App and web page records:
++++++++++++++++++++

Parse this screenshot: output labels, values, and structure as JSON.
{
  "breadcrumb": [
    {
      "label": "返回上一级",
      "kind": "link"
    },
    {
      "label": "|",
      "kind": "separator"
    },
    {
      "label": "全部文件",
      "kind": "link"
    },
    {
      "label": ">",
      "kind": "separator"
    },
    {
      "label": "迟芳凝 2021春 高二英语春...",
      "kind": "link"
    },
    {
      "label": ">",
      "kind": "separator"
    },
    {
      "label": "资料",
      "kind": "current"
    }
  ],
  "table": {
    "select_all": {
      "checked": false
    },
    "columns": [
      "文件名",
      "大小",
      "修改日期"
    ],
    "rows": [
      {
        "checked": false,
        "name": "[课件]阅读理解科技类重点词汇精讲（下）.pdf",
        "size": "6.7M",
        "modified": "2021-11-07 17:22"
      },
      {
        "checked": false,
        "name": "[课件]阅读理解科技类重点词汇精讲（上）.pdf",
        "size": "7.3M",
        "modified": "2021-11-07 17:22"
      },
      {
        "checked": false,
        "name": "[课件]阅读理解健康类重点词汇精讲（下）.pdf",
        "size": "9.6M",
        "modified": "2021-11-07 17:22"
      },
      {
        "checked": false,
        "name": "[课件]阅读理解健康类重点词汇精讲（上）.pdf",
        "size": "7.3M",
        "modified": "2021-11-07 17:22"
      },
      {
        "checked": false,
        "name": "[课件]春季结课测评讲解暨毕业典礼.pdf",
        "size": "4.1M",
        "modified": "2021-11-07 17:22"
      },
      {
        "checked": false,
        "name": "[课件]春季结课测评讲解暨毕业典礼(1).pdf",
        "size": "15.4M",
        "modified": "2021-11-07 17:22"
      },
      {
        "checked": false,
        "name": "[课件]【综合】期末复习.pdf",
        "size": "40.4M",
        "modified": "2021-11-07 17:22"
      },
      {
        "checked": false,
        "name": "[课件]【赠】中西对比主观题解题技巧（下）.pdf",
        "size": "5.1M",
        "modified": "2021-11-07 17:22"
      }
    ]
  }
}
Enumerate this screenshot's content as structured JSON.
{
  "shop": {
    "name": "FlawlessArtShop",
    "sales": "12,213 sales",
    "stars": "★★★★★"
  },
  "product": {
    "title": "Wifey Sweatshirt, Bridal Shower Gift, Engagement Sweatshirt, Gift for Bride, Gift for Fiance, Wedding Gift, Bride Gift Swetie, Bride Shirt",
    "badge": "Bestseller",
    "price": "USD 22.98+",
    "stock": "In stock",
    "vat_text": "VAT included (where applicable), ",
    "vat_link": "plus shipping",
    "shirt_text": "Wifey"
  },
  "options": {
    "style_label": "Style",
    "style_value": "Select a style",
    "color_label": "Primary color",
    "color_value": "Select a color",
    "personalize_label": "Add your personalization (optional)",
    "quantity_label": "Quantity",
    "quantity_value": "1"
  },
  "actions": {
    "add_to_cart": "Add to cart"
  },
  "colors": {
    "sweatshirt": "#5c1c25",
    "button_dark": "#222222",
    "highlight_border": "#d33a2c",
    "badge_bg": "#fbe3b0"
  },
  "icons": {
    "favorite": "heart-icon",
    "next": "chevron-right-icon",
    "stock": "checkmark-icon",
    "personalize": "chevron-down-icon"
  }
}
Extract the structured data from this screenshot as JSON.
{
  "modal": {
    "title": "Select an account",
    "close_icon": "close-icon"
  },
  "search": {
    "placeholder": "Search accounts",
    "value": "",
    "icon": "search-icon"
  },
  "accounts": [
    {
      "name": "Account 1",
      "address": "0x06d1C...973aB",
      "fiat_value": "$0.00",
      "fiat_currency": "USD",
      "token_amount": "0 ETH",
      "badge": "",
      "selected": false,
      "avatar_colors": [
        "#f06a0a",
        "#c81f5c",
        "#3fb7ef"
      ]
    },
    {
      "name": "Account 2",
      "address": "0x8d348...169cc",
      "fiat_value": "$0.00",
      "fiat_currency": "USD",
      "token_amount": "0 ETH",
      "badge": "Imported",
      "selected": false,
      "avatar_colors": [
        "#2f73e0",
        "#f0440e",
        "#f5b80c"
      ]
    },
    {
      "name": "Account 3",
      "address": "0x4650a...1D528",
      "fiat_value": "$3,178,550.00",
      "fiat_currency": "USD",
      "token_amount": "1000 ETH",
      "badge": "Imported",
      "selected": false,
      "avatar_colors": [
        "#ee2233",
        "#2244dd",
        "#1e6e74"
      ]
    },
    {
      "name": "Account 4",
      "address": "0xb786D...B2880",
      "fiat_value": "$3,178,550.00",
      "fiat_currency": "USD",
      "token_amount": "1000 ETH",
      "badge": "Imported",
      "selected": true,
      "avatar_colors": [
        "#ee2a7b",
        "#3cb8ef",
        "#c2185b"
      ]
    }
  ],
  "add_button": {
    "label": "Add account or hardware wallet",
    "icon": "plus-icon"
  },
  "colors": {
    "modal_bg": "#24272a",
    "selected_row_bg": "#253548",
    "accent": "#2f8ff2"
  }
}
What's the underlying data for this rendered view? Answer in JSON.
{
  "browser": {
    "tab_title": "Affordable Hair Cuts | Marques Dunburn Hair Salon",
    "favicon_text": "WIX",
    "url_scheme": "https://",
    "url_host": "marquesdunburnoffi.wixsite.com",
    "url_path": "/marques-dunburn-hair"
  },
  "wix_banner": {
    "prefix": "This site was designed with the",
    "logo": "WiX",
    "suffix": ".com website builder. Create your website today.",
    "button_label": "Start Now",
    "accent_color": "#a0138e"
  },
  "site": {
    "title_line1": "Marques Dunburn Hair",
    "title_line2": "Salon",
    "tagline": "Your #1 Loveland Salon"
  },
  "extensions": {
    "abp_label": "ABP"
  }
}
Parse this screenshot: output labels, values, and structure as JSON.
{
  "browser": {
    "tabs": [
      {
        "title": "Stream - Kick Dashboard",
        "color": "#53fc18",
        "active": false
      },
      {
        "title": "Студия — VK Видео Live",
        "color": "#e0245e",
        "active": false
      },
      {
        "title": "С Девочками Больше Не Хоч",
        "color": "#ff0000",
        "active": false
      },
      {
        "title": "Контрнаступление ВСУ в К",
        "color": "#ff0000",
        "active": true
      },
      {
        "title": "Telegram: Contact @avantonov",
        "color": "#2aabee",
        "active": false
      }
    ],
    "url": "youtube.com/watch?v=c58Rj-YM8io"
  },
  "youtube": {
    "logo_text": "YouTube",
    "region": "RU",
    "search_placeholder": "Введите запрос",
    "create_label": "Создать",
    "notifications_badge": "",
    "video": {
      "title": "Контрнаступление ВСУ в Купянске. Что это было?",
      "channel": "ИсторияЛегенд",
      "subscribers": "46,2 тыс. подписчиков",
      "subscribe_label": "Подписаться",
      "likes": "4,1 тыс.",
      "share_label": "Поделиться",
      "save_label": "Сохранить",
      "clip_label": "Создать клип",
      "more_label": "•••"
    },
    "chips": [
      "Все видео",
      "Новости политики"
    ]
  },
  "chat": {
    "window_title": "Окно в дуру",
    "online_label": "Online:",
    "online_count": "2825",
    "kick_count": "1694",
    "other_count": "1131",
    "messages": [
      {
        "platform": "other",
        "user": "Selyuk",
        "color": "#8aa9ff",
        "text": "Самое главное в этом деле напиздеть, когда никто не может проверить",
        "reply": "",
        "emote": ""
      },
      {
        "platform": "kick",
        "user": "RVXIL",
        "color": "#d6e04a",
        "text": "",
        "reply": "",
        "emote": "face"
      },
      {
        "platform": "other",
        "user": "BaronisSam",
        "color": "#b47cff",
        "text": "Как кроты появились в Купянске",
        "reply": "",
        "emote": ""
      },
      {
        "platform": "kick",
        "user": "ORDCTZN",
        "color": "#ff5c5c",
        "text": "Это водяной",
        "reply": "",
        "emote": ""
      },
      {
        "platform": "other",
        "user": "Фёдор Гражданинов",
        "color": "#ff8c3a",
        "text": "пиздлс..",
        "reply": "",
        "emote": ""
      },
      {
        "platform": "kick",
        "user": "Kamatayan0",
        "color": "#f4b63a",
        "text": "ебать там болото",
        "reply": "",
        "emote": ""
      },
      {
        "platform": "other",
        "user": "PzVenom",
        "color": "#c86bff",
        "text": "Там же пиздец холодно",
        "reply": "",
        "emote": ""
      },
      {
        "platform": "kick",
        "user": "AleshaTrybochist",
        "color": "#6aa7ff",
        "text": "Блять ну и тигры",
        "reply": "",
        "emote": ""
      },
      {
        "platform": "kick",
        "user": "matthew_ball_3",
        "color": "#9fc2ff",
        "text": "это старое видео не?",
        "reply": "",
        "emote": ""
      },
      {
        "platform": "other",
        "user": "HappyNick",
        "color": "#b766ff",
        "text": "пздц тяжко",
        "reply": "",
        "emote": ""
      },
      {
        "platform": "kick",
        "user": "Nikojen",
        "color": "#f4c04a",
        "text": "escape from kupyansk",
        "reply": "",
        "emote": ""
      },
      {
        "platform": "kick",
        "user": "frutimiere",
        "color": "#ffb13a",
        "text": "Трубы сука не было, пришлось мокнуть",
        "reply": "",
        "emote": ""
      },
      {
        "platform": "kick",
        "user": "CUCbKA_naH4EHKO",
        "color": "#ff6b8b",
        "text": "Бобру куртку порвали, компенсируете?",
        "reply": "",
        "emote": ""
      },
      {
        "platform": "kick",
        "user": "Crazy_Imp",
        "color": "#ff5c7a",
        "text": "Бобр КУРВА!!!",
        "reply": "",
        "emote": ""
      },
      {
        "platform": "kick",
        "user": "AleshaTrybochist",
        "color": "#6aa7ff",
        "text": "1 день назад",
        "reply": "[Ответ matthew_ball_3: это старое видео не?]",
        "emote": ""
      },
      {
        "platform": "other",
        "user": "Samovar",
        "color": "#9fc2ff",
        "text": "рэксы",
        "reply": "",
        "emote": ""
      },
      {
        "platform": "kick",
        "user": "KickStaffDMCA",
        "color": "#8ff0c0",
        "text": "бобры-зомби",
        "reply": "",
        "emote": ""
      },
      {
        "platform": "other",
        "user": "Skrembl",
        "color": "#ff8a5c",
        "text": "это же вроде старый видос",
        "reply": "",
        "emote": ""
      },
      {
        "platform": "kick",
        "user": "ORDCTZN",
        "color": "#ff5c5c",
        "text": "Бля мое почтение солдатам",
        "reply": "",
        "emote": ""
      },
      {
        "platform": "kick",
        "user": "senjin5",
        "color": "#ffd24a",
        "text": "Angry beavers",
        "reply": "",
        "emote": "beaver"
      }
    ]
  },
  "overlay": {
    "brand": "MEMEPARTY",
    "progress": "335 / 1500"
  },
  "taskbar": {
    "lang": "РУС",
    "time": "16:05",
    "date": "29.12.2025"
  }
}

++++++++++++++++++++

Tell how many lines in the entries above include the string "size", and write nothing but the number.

8